Gary M. is a 48-year-old senior vice president of marketing at a hospital on the East Coast. Though it was only three years ago when he found himself nearly crippled by the painful swelling of gout, today he has the chronic condition nearly under control. Gout is recurrent attacks of joint inflammation caused by a build-up of uric acid crystals. The father of three talks with fellow sufferers regularly and works with his doctor to minimize symptoms as he continues to live an active life with his wife of 18 years.
What was your first sign that something was wrong? What symptoms did you experience?
I had a stereotypical onset of gout three years ago, right after Christmas. I had been eating a ton of crabmeat, shrimp, and fine foods at holiday parties. One night, I was in a meeting with doctors, working late. All of the sudden, it felt like I pulled a tendon in my right foot. Over the course of two days, I was hobbled. It was absolute torture that happened overnight.
The pain settled into the ball of my right foot. Even the pain of a bed sheet lying on my foot was intolerable. I tossed and turned all night. My foot swelled up and got red hot. It looked cherry to the touch.
What was the diagnosis experience like?
When I went to work in the morning, I called one of our podiatrists. I said, "I did something to my foot and I have no idea what it is." After I described my symptoms, the doctor asked me if I'd ever heard of gout. I told him my younger brother has it and my father had it when he was alive. The doctor said he thought I had it too; I saw him later that day and he confirmed the diagnosis.
What was your initial and then longer-term reaction to the diagnosis?
At first, I was kind of depressed because it's a chronic condition. It's with you all the time. Alcohol, red meat, beer, and crabs can trigger a gout attack. I love all those things. Since my father died of heart disease when he was 45, I was already on long-term, low-dose aspirin therapy, but I had to stop that because aspirin can trigger gout attacks.
How do you manage gout?
That first attack was so bad I had to have a cortisone shot so that I could walk. I felt like Jeff Goldblum in "The Fly," dragging my worthless appendage behind me. To clear up the symptoms, I take anti-inflammatory drugs.
Once the excess uric acid is out of your system and you're gout-free, you can go on a maintenance drug (allopurinol) to purge your body of uric acid. I haven't gotten to the point where I'm comfortable taking a drug for the rest of my life, so I try to manage it with dietary changes.
Did you have to make any lifestyle or dietary changes in response to gout?
I knew the gout wasn't going to go away and I would have to adopt lifestyle changes. So, it just became a matter of trying to do things to fend off having it recur. I try to stay away from alcohol, red meat, and seafood, but get tired of eating chicken every day. I haven't had another full-scale gout attack. I do have days when I'm feeling "gouty," and I know my body is ripe for it to develop.
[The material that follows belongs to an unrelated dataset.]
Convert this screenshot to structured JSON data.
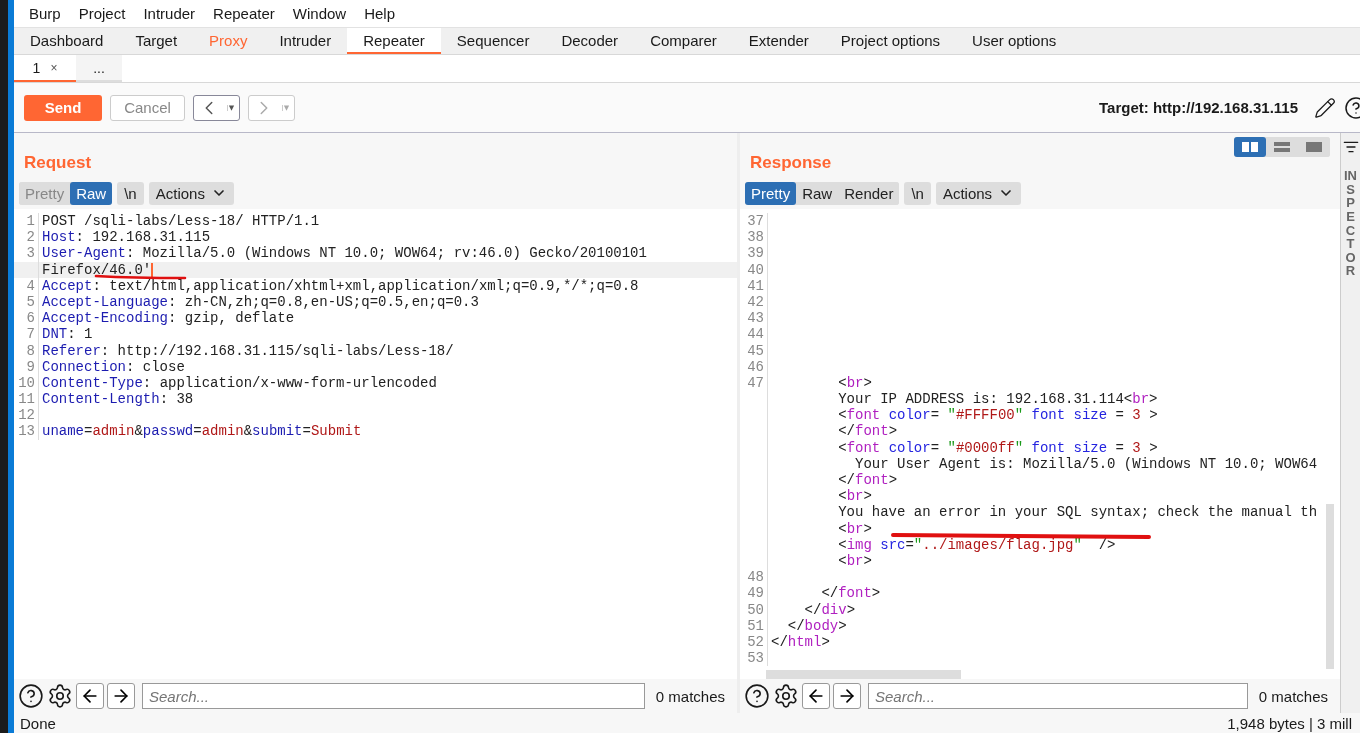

Sometimes it's really simple. If I eat a fast-food burger, I'll start feeling sore all over.
Did you seek any type of emotional support?
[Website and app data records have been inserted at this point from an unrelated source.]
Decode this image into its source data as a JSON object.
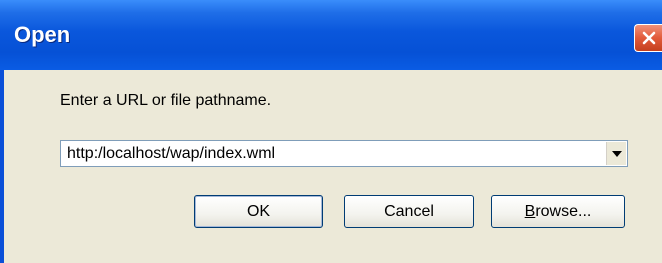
{
  "dialog": {
    "title": "Open",
    "prompt": "Enter a URL or file pathname.",
    "url_value": "http:/localhost/wap/index.wml",
    "buttons": {
      "ok": "OK",
      "cancel": "Cancel",
      "browse_mnemonic": "B",
      "browse_rest": "rowse..."
    }
  },
  "icons": {
    "close": "close-icon",
    "dropdown": "chevron-down-icon"
  },
  "colors": {
    "titlebar": "#0651d6",
    "close_button": "#e25a3a",
    "dialog_background": "#ece9d8"
  }
}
Gout is like the Rodney Dangerfield of diseases, it gets no respect. But once somebody gets gout, they are more than happy to talk to you about it. Four guys from our finance department came to talk to me before I was officially diagnosed. They all have gout and keep little stashes of home remedies that work for them, herbs and dried fruits, in their offices. There's this underground gout group out there that has helped me.
Does gout have any impact on your family?
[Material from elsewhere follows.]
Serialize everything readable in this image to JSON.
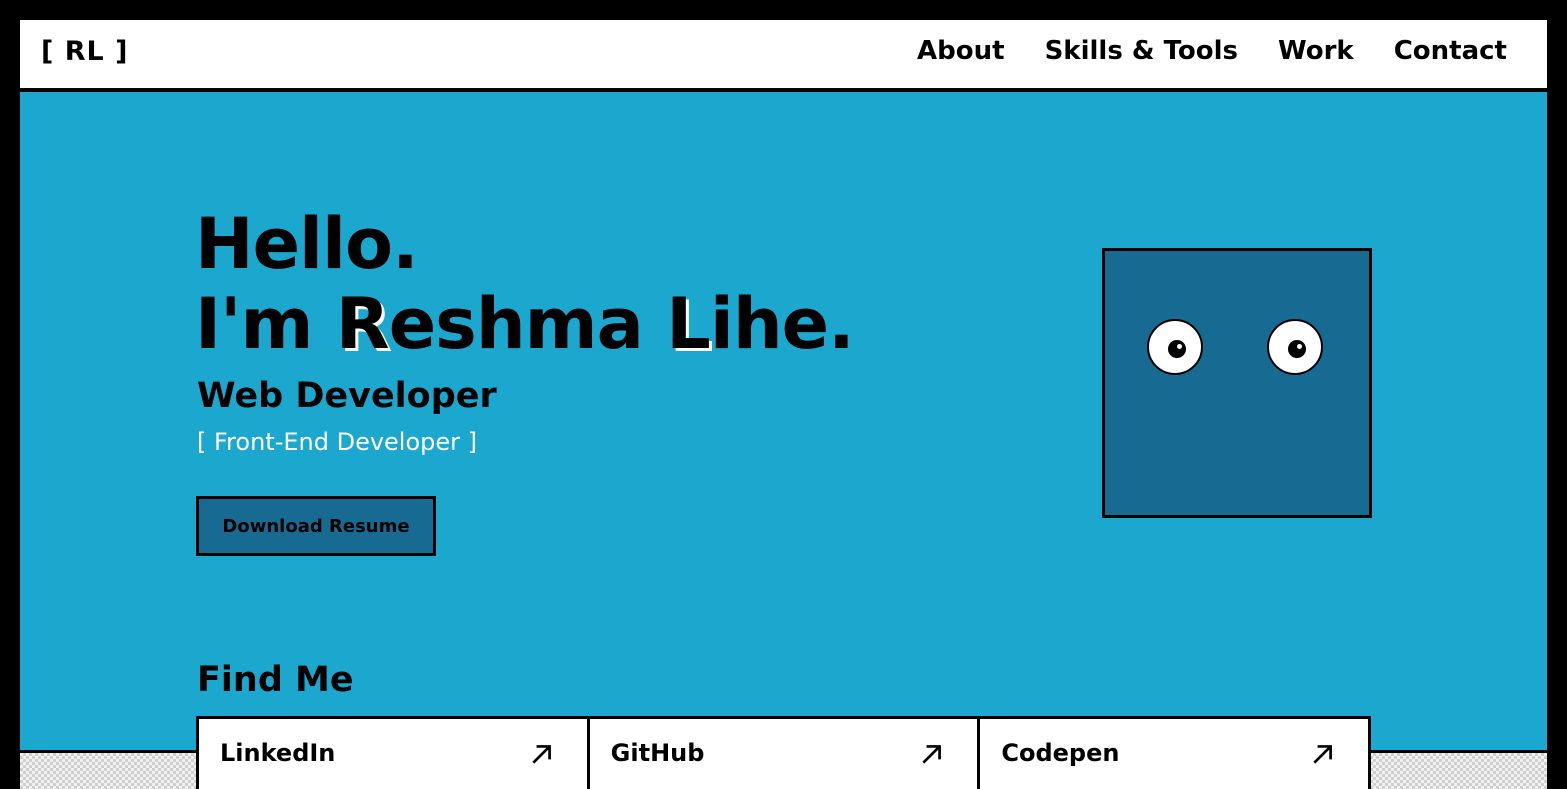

My wife has been pretty supportive in terms of being aware of things that will trigger an attack. Sometimes it affects the activities I'm interested in doing. When you're feeling gouty, you do not feel like getting out and walking.
What advice would you give to anyone living with gout?
I offer a lot of sympathy. It helps to commiserate with others who have it and get tips from them. Try to find out which foods are your poisons and stay away from them, which is easier said than done.
I think more people should feel free to talk about it, because with social acceptance comes raised awareness. And that helps drive better maintenance and control.
Interviews were conducted in the past and may not reflect current standards and practices in medicine. Talk to your doctor to learn more about how this condition is diagnosed and managed today and what treatment approaches are right for you.